Krrish 3 (2013)
Forgive me for indulging in what’s become one of the more tiresome clichés of 2013, but I will now complain about how Krrish 3 is more of a Superman movie than Man of Steel was.
And yet, it’s true all the same. 2013 may come to be known as the year when the old icons of heroism in fiction were brought down and corrupted for mass-market consumption, while newer heroes stepped up to stand for the ideals that they no longer would, or could. One by one this summer, Superman, Captain Kirk, and the Lone Ranger, beloved role models of previous generations, found themselves stripped of their idealism, and reduced to violent, thoughtless, decidedly unheroic versions of themselves. Meanwhile, brand new, or at least more recent franchises emerged as their surprise successors: Pacific Rim, The Fast & The Furious, even Iron Man (not a new character by any means, but one who was relatively obscure until his film debut in 2008) all came forth full of the youthful idealism and sense of fun that we used to get from Superman (and company).
But as much as all that can be said for the aforementioned summer films, it’s even more true of this late entry, the Indian superhero blockbuster Krrish 3. And who better to infuse a modern superhero film with a sense of childlike naiveté than Bollywood, an industry with what seems like an almost universally childlike feel to their films? Krrish 3 is the third entry in the oddly-named franchise (there is no Krrish 2) that started with Koi… Mil Gaya, a film most easily described as “the Indian E.T.”, except in this version, Elliot is a mentally handicapped adult named Rohit. The second film, Krrish, completely switched genres, omitting the cute little alien and revolving around Rohit’s son, Krishna, who inherited superpowers from his father that were given to him by said alien. Donning a black coat and broken mask, he becomes basically Indian Superman (Indian Golden Age Superman at first, but leveling up to Indian Silver Age Superman by the end of this film), right down to marrying a smokin’ hot journalist (Priyanka Chopra).
The film is Bollywood to the core, which should tell you up front whether or not it’s for you. For my part, I love Bollywood in all its over-the-top glory, and not in that condescending “oh, you wacky foreigners” way people love Psy. I simply enjoy bombast in my entertainment. I’m a “go big or go home” kinda guy. What can I say? I guess I just have this weird need for my entertainment to be, you know, entertaining. And Bollywood knows how to entertain, with their 3-hour musical comedy drama action horror sci-fi fantasy extravaganzas. It’s amazing how well the average Bollywood movie seems to hold together in light of their “everything but the kitchen sink” approach, but somehow they usually manage to keep everything from feeling incongruous, and even when they don’t, you’re usually having too much fun to care.
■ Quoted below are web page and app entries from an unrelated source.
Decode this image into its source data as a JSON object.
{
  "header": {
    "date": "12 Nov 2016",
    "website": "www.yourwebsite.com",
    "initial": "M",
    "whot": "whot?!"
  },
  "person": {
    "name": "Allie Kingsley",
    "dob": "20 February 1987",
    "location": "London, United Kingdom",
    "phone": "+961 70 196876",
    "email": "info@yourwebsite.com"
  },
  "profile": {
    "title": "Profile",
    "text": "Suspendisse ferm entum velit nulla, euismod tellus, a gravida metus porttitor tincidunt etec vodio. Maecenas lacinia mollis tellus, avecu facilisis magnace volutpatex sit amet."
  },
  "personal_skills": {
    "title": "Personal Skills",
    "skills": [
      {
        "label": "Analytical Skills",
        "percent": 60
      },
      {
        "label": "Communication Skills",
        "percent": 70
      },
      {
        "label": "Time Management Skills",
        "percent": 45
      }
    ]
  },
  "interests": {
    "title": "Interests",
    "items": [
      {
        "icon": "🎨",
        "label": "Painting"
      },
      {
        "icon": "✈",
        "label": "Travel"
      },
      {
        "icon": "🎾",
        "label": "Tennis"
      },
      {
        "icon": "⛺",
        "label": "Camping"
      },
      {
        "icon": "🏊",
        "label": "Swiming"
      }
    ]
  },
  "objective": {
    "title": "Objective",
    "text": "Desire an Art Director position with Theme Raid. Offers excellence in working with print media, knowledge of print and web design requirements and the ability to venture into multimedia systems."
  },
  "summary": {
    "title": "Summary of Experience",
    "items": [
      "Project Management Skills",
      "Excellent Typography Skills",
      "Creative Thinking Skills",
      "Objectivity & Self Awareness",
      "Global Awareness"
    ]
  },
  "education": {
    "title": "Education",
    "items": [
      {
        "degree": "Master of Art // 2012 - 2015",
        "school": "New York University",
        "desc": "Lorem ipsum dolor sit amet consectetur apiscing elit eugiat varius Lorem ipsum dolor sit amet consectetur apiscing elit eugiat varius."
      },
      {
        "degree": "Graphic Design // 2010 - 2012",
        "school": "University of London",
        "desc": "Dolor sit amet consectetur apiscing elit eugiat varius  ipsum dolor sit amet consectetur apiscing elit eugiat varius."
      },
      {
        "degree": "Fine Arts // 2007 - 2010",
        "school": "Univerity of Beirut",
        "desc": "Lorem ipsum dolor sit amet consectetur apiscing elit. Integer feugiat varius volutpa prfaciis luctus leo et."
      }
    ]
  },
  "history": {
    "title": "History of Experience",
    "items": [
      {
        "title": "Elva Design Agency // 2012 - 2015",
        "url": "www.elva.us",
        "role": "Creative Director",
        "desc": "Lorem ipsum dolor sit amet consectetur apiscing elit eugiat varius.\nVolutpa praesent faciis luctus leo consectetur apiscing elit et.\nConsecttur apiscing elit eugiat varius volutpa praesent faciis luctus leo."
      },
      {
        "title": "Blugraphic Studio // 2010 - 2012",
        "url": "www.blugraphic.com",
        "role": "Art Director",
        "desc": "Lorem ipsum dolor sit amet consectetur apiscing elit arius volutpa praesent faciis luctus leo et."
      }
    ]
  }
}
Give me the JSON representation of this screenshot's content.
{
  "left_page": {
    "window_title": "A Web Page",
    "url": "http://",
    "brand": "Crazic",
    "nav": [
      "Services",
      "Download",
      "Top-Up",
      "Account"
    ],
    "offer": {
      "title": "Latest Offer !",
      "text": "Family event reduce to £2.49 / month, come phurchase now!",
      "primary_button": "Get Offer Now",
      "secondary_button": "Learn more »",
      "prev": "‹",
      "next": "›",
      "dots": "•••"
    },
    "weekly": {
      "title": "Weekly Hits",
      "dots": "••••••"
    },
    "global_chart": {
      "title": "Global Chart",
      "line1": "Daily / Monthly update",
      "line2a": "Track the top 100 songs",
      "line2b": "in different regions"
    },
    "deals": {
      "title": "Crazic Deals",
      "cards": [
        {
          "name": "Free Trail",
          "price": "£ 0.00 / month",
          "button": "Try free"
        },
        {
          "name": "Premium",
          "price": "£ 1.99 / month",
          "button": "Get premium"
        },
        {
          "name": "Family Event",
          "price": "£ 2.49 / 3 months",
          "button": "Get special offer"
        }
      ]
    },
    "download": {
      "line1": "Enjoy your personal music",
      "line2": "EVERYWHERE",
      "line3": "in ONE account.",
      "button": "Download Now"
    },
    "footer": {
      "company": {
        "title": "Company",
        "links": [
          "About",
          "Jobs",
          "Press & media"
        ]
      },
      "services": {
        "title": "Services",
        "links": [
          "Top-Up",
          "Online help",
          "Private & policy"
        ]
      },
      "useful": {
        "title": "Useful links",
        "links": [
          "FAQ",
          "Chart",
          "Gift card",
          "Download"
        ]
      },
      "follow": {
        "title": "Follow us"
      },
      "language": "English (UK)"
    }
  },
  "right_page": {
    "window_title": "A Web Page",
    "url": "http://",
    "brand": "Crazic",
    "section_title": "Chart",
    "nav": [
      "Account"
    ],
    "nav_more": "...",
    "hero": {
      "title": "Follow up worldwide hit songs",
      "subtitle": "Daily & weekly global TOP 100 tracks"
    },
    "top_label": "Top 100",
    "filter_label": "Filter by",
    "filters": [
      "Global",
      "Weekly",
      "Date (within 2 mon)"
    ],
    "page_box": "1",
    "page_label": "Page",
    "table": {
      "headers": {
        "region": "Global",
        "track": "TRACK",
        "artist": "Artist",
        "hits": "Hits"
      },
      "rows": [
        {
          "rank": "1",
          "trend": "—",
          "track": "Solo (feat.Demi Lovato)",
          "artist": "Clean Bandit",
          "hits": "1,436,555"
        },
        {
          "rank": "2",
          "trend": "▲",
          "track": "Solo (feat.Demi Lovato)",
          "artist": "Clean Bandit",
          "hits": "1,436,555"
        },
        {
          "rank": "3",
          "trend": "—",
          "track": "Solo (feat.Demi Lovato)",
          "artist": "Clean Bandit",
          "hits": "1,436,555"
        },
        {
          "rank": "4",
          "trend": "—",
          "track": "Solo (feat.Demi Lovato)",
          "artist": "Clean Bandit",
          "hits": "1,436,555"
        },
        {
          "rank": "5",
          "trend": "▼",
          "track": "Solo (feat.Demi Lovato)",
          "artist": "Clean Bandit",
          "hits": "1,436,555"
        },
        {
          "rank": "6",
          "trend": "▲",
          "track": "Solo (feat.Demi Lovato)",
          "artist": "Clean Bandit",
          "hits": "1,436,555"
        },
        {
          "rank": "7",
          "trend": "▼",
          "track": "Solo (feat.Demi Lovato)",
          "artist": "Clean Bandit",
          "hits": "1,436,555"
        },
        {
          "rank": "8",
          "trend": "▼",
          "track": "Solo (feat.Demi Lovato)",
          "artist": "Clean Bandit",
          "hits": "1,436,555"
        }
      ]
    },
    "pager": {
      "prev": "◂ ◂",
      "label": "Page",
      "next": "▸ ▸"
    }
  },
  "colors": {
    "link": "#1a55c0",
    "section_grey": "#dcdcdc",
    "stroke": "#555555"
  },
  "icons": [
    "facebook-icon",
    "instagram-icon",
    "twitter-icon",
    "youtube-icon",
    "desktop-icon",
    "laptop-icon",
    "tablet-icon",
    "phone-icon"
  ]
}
In retrospect, it’s amazing that Bollywood superhero movies aren’t more common, because the genre suits their style perfectly. The outrageous “fuck physics” gusto perfectly fits the camp grandiosity of comic books, and their tendency towards “gosh gee” moralizing and innocence (which comes off as surprisingly genuine for something that’s likely censorship-driven) is almost identical to the tone of Silver Age Superman stories.
And a Silver Age Superman story this is, right down to the core. At less than a quarter of the budget, Krrish 3 satisfies in ways Man of Steel utterly failed to do, by capturing that idealistic “Superman” feel that the actual Superman movie completely missed or glossed over. It zigs at every point Man of Steel zagged. The final battle between Krrish and his nemesis is so similar in staging to Superman vs. Zod, you’d be forgiven for thinking they must have somehow ripped it off (even though they would’ve been making this before Man of Steel even came out). The only real difference? Krrish actually shows concern for the civilians imperiled by the wayside, stopping to smash falling debris that’s about to crush them, and at one point letting the villain wail on him while he focuses on holding up a falling building to save an abandoned baby below.
Call it cheesy if you want, but that old fashioned spirit is what gives this film the charm that Man of Steel tried and failed to capture. There’s an early scene in which Krrish is moved almost to tears by the courage of a little boy who nearly died trying to help a stuck pigeon, which kicks off the movie’s running theme of “anyone who does good for others is Krrish (i.e. a hero)” and pretty much sums up everything this movie does right. Its wide-eyed optimism may be too sugary sweet for some, but for me, this is everything I want out of a good superhero story. Add to that the fact that the effects and action sequences are genuinely exciting and well-staged, and you have basically a perfect superhero movie. If it plays anywhere near you, don’t miss it. At the very least, it’ll give you something to do until Thor: The Dark World comes out in a few days.